"Many of the people on my list live in Israel, and they tell me all the time that my e-mails are very comforting," he said.

Much like music or art, kindness requires practice, he points out. Greenbaum wants people to become experts. His crusade is an apt tribute to Shoshana, his wife of 15 months.

"Kindness was what she was all about," Greenbaum said.

At the Long Beach, N.Y., elementary school where she taught, "She always greeted her students with a big smile that made them feel how much she cared for them," he recalled. "She tried to connect with every student."

She even gave her students her phone number, urging them to call her whenever they needed advice or help. And to everyone she encountered, he said, "She filled the world with a smile that radiated her love."

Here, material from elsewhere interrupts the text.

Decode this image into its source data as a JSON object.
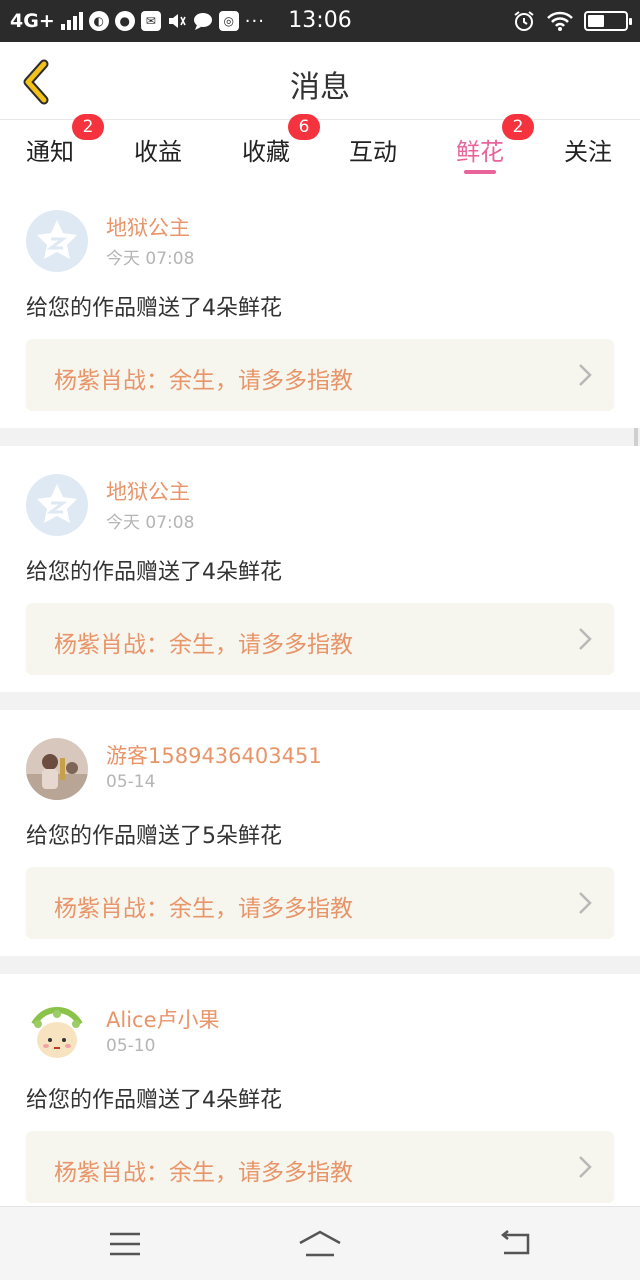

What impressed him most about his wife, Greenbaum recalled, was her keen intelligence and desire to do good.

"That's what we had in common was our desire to help people and bring love into the world," he said. "And that's what these programs are doing."

The 31-year-old teacher was five months pregnant when she was invited to an all-expenses paid summer program in Israel as part of her master's degree program in education. Shoshana was elated, Greenbaum recalled. "She loved Israel. She wasn't afraid at all."

Greenbaum stayed with her for several weeks in Israel and then returned home to his job. On Aug. 9, four days after Greenbaum's departure, Shoshana went to Sbarro for lunch and never came out.

A terrorist detonated a bomb in the restaurant, killing 15 people, including Shoshana, an only child.

Greenbaum, who married late in life because he wanted to make sure he found the right person, felt his life had been shattered. He cried. He grieved. He questioned G-d. But he refused to get angry.

"I knew that G-d was sending me a message, but I didn't know what it was," he said.

Greenbaum prayed that G-d would help him make the world better, and to prevent such tragedies from happening again.

Today he feels his prayers were answered.

Although he thinks of Shoshana every day, he is able to live through his pain because of his quest.

"From the response I'm getting, I see that it's having a profound effect on people all over the world of all religions. I am fighting hatred with kindness, one person at a time," he said. "That's giving me tremendous strength."

Enjoy this writer's work? Why not sign-up for the daily JWR update. It's free. Just click here.

Deena Yellin is a reporter for The Record (Bergen County, N.J.). Comment by clicking here.


© 2003, The Record (Bergen County, N.J.) Distributed by Knight Ridder/Tribune Information Services